As the co-founder of the world’s first nurse practitioner program, Loretta C. Ford, EdD, RN, PNP, NP-C, CRNP, FAAN, FAANP has just been named the recipient of the Surgeon General’s Medallion for her contributions to public health. It’s considered the third-highest honor bestowed by the U.S. Public Health Service and Public Health Service Commissioned Corps.
It also makes a fitting birthday present. Dr. Ford is celebrating her 100th birthday today, December 28th, 2020.
Dr. Ford is responsible for creating the profession that’s become an essential component of our nation’s healthcare system. We applaud Dr. Ford for everything she’s done for this country. Discover her amazing story.
The Mother of NPs
Despite its many flaws, 2020 is known as the Year of the Nurse and Midwife. All year long, we’ve been paying tribute to Florence Nightingale, known as “The Mother of Nursing,” who created the first school of nursing in 1860, which elevated the craft to a respected profession, especially for women.
Dr. Ford followed in Nightingale’s footsteps when she founded the world’s first nurse practitioner program at the University of Colorado in 1965 along with her colleague Nate Silver. It was officially known as the Pediatric Nurse Practitioner (NPN) Program, which expanded the field of nursing to include fundamental issues such as disease prevention and the promotion of wellness.
Over the years, more schools started offering nurse practitioner programs, which melded practice, treatment, education, and research. Boston College went on to develop one of the earliest master’s programs for NPs.
She went on to become the founding dean of the University of Rochester School of Nursing in 1972. She used this position to advance the NP profession throughout academia, influencing educators and administrators at schools across the nation.
By 1985, there were around 22,000 and 24,000 NPs all over the nation.
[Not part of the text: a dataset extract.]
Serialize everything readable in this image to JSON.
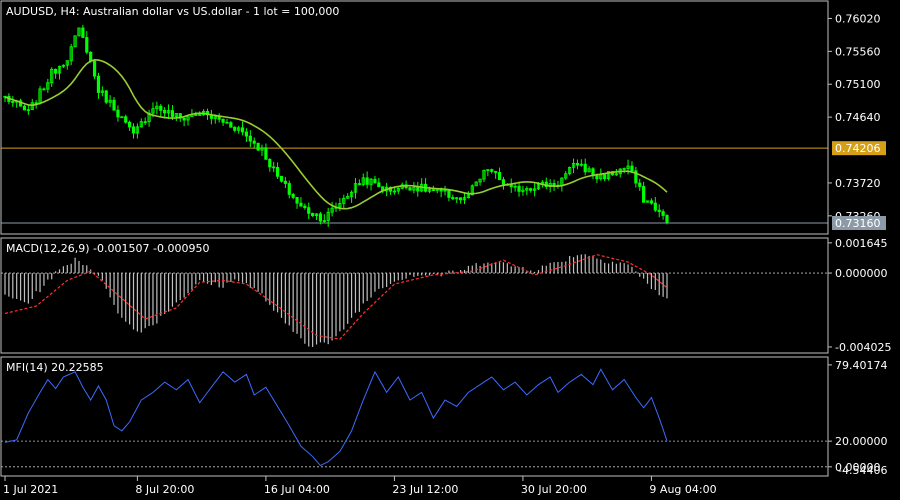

That year they got together to form the American Association of Nurse Practitioners (AANP), so that these providers could speak with a unified voice. Dr. Ford is the inaugural member of the Fellows of the AANP (FAANP), a special title reserved for providers that have made a lasting impact on the NP profession.
Over the course of her long career, Dr. Ford has also authored more than 100 publications, while having served as a consultant and lecturer to multiple organizations and universities.
A Fitting Honor
The Public Health Service made the announcement on the eve of Dr. Ford’s 100th birthday. The news is being celebrated across the industry. And nurse practitioners couldn’t be happier.
David Hebert, JD, Chief Executive Officer of the AANP, was thrilled when he heard the announcement.
“As we celebrate Dr. Ford’s 100th birthday, I can’t think of a more fitting tribute to this titan of American health care. From co-creating the NP profession to advocating for patient access to NP care, she has played a profound role in strengthening health care access and choice for America’s patients,” he said.
Sophia L. Thomas, DNP, APRN, FNP-BC, PPCNP-BC, FNAP, FAANP, President of the AANP, added:
“Dr. Ford has received this recognition for her vision and commitment to the health of our nation. Thanks to her trailblazing efforts, millions of patients have access to high-quality health care from NPs, the provider of their choice, and the profession has grown to more than 290,000 strong.”
Making a Difference Today
The power of NPs continues to grow year after year as more providers pursue this title. Statistics show that the overwhelming majority of nurse practitioners practice primary care, treating a range of conditions and illnesses. NPs have also played an instrumental role in the fight against COVID-19.
According to recent surveys conducted by the AANP:
“60% of NPs are testing, diagnosing and treating COVID-19 patients in a wide variety of settings, putting the health and well-being of their patients ahead of their own. AANP joins a grateful nation in recognizing NPs for their leadership and sacrifice, as well as honoring those health care professionals who lost their lives in service to their patients and communities,” said Thomas.
The role of NPs has changed over the years. Several states have passed NP full practice authority laws so that they can prescribe medication and make treatment recommendations without the supervision of a doctor. The AANP and NPs across the country continue to sponsor legislation that would give them more freedom and independence from doctors and physicians.
The issue often comes down to gender, considering 64% of doctors and physicians identify as male, while 90% of nurse practitioners identify as women. Doctors opposing such legislation have argued that NPs aren’t as qualified as doctors, while NPs say they have the education and training necessary to treat patients on their own.
The nation is also facing a severe shortage of primary care providers, a problem that’s only expected to get worse in the years to come as demand for healthcare services continues to soar. With full practice authority, NPs would be better suited to fill the gaps as they help their patients combat a range of growing health concerns.
Dr. Ford has forever changed the nursing profession. Nurse practitioners all over the country continue her legacy by doing what they do best, taking care of their patients.